A previous version of this essay appeared in the Gainesville Sun in 2018
BY LEN CABRERA
Just when you thought the level of political rhetoric couldn’t get any more hyperbolic, U.S. President Joe Biden said Thursday night that his political opponents “[threaten] the very foundations of our republic.”
It seems the disparities between Republicans and Democrats are so great that they not only have distinct cultures but are distinct sub-species with different sensory organs – both sides can observe the same scenario and see completely different things. These disparities in perception lead each side to conclude the other is trying to destroy the country.
This tendency to believe that anyone on the other side is evil leads to vindictive name-calling, pithy “own the other side” memes, and self-righteous indignation that deems the opposition unworthy of debate. Rather than discussing policies or proper roles and levels of government, we attack people and affix the “-ist” or “-phobe” du jour.
Today the differences between the major political parties (at least among the politically active members) are so broad that no immediate remedy short of civil war seems possible. With the most extreme on both sides constantly painting their opponents as pure evil incarnate, it’s a wonder we haven’t had more lunatics trying to replicate the 2017 shooting at the Republican congressional baseball practice.
Fundamentally, the difference between conservatives/libertarians/Republicans and progressives/liberals/Democrats is the basic role of government. One side views government (especially at the national level) as a necessary evil to protect individual liberties, one that should be limited to specific functions. The other side views government as the proper tool to resolve all of society’s ills and ensure a basic quality of life for everyone (even non-citizens). Neither of these views is evil at its core, and you can make rational arguments for and against either one, but those arguments require conversation, not shouting mobs.

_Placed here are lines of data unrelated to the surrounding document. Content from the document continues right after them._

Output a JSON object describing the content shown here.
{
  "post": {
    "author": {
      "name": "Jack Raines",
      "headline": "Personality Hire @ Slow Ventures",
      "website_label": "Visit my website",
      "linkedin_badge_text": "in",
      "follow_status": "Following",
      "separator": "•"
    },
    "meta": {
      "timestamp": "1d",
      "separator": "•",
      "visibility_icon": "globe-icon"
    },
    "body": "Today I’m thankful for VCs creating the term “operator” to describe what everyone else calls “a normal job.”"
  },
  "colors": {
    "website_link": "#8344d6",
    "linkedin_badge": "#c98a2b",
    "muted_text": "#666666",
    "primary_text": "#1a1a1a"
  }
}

If you are concerned about how either Biden or Trump would be a threat to your way of life, you may want to consider the conservative view, which would greatly limit the impact of any one person in government.
The conservative view essentially summarizes the U.S. Constitution, which clearly defines the specific powers of the federal government and reserves everything else for the states. The Tenth Amendment states, “The powers not delegated to the United States by the Constitution, nor prohibited by it to the States, are reserved to the States respectively, or to the people.” This is the essence of federalism. The federal government controls those areas reserved to it, dealing mostly with international affairs and national security, and the states get to control the rest.
Federalism provides choice: If you want to live under an unobtrusive government that collects very little taxes, doesn’t provide public education or mass transit, allows open carry of grenade launchers, and generally leaves everyone to fend for themselves (like Texas on steroids), that would be totally fine for some states. On the other hand, if you prefer to live in a state with 90% tax rates, universal basic income, “free” healthcare, education, transportation, food, housing, etc… maybe even Bernie Sanders as governor, you can have that, too. We could coexist (to borrow a phrase) in the same nation, with many different types of governments at the state level, as long as we agree to abide by the separation of powers and federalism spelled out in the Constitution.
More importantly, under such a system, the person occupying the White House would be nearly irrelevant to our daily lives. Most of the enumerated powers in the Constitution are listed in Article I, which pertains to Congress. The President’s powers are pretty much restricted to international diplomacy (making treaties, appointing ambassadors), appointing judges, and leading the military. You wouldn’t know about these limitations based on today’s headlines because Congress has ceded much of its power to the executive branch and its vast bureaucracy.
Sadly, over the last hundred years or so, the progressive movement has bent, changed, or flat-out ignored the Constitution so that the separation of powers and the limited role of the federal government barely exist. If judges simply interpreted the law rather than trying to rewrite it from the bench, people would be less concerned about who wears the black robes.
If you’re terrified of what “MAGA Republicans” would do if Trump or DeSantis became President in 2024 but you cheered the executive orders issued by Obama and Biden when they couldn’t get a desired bill through Congress, you may want to reconsider the powers the federal government has amassed for itself.
In his farewell address, George Washington warned against the “jealousies and heart-burnings” that result when parties “misrepresent the opinions and aims of other” parties: “It agitates the Community with ill-founded jealousies and false alarms; kindles the animosity of one part against another, foments occasionally riot and insurrection. It opens the door to foreign influence and corruption, which find a facilitated access to the government itself through the channels of party passions.”
It may be impossible to put the genie back in the bottle, but if we could return to federalism and limit the federal government to its specific enumerated powers, people would have less to fear from the President, regardless of the letter after his or her name.